NHS is almost all digital, no paper charts on the patients' doors, that sort of makes it IMPOSSIBLE to provide treatment for the seriously ill ALREADY in the system.  They're not exactly Roadrunner fast when it comes to getting diagnostic and test data in the first place, so if doctors and nurses don't even have access to existing data, that's a HUGE issue for anyone already stuck in the NHS hellhole.

So of course the Orwellian ass clowns shift the focus to the incoming and pretend this is a minor issue for THOSE people. 

The Press and Politicians should be statutorily stripped of the basic human right to life until they get their act together.

HowdyDoody's picture

NHS IT infrastructure is outsourced as part of the process of piratization.

Urban Redneck's picture

Whether the infrastructure and operational management of it is outsourced, or done in house is irrelevant.  

I outsourced lots of shit when I worked for a big bank (as well as a fair amount of consolidation) - I.WAS.RESPONSIBLE for "it" regardless of where and how I chose to run "it". 

NHS management is responsible for those decisions, as well as having backup procedures in place for basic emergency services.  If NHS management weren't suck brainless dickless wankers they might have been more effective in standing up to Parliament over budget cuts, perhaps management was offered some gold colored fixtures in the NHS executive washroom to buy off anyone with an IQ above room temperature... 

 

shovelhead's picture

Just give everyone in the hospital barbiturates and keep em quiet until they get it fixed.

No problem.

Urban Redneck's picture

I have observed the over prescription of painkillers almost as placebo to be standard practice in US hospitals already.  Pain is the body's way of saying something is wrong and needs to be fixed.  My experience with the UK is limited to more serious stuff, due to a smaller circle of friends/acquaintances, and the fact that no one comes to the abrasive American asshole with their personal medical problems unless they are really close friends or it's really serious and life threatening.

chiaroscuro's picture

All this trouble and much more could be averted with a return to simple, elegant pen and paper.

Urban Redneck's picture

And some xerox machines to backup the pen & paper (that carbonless shit faces over time and tears easily)... perhaps that could provide jobs for some of those "it specialists" since they really are just egotistical glorified and overpaid "repair men"  -  who never learned the difference between taking pride in your work, and taking it too far.

What's weird is that my handwriting is as bad as a doctor's, and everyone knows how bad my typing is... so there has to be a MOUNTAIN of evidence now of people checking the "wrong" box... nothing but food/fees for the lawyers and food/outrage for the politicians,  people are being put through hell now in order to provide basic sustenance for lower life forms.  
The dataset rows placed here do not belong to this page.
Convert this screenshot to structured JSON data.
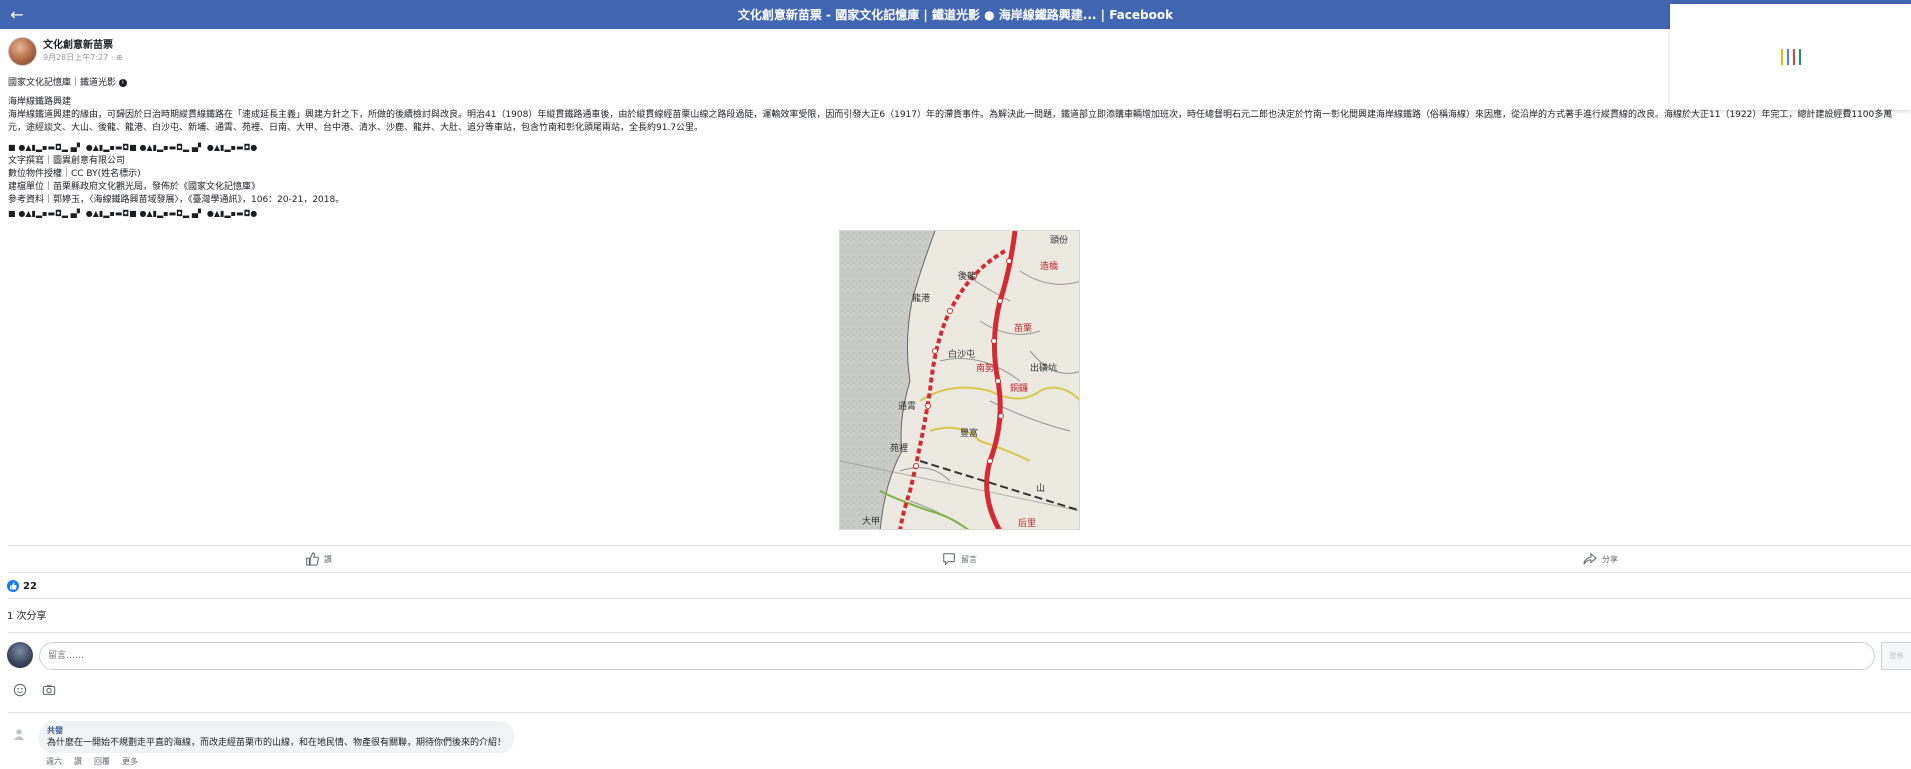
{
  "header": {
    "back_label": "←",
    "title": "文化創意新苗票 - 國家文化記憶庫 | 鐵道光影 ● 海岸線鐵路興建... | Facebook"
  },
  "loader": {
    "colors": [
      "#f4b400",
      "#4285f4",
      "#db4437",
      "#0f9d58"
    ]
  },
  "post": {
    "page_name": "文化創意新苗票",
    "timestamp": "9月28日上午7:27 · ⊕",
    "headline": "國家文化記憶庫｜鐵道光影",
    "subtitle": "海岸線鐵路興建",
    "body": "海岸線鐵道興建的緣由，可歸因於日治時期縱貫線鐵路在「速成延長主義」興建方針之下，所做的後續檢討與改良。明治41（1908）年縱貫鐵路通車後，由於縱貫線經苗栗山線之路段過陡，運輸效率受限，因而引發大正6（1917）年的滯貨事件。為解決此一問題，鐵道部立即添購車輛增加班次，時任總督明石元二郎也決定於竹南一彰化間興建海岸線鐵路（俗稱海線）來因應，從沿岸的方式著手進行縱貫線的改良。海線於大正11（1922）年完工，總計建設經費1100多萬元，途經談文、大山、後龍、龍港、白沙屯、新埔、通霄、苑裡、日南、大甲、台中港、清水、沙鹿、龍井、大肚、追分等車站，包含竹南和彰化頭尾兩站，全長約91.7公里。",
    "redacted_line": "■ ●▲▮▂▪▬◘▂ ▄▘ ●▲▮▂▪▬◘■ ●▲▮▂▪▬◘▂ ▄▘ ●▲▮▂▪▬◘●",
    "credits": [
      "文字撰寫｜圖異創意有限公司",
      "數位物件授權｜CC BY(姓名標示)",
      "建檔單位｜苗栗縣政府文化觀光局，發佈於《國家文化記憶庫》",
      "參考資料｜郭婷玉，〈海線鐵路興苗域發展〉，《臺灣學通訊》，106：20-21，2018。"
    ]
  },
  "map": {
    "labels": [
      "後龍",
      "龍港",
      "苗栗",
      "白沙屯",
      "南勢",
      "銅鑼",
      "通霄",
      "苑裡",
      "造橋",
      "頭份",
      "出磺坑",
      "豐富",
      "后里",
      "大甲",
      "山"
    ]
  },
  "actions": {
    "like": "讚",
    "comment": "留言",
    "share": "分享"
  },
  "stats": {
    "like_count": "22",
    "shares": "1 次分享"
  },
  "composer": {
    "placeholder": "留言……",
    "send_label": "發佈"
  },
  "comment": {
    "author": "共發",
    "text": "為什麼在一開始不規劃走平直的海線，而改走經苗栗市的山線，和在地民情、物產很有關聯，期待你們後來的介紹！",
    "actions": [
      "週六",
      "讚",
      "回覆",
      "更多"
    ]
  }
}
chiaroscuro's picture

Poor handwriting or not, I don’t believe electronic medical records arose out of concerns for patient safety. And the push for them didn’t come from doctors, nurses or patients. I suspect it started when the corporations that created EMRs grew weary of wooing the healthcare industry and decided their new product wasn’t making money fast enough consensually. So they teamed up with government muscle which naturally couldn’t pass up an opportunity for more regulation and prying into people’s private lives. That, in my opinion, is how we got screwed.

 

. . . _ _ _ . . .'s picture

Is that an XP window?

"...varias organizaciones que se ha llevado a cabo aprovechando una vulnerabilidad en Windows."

Probably.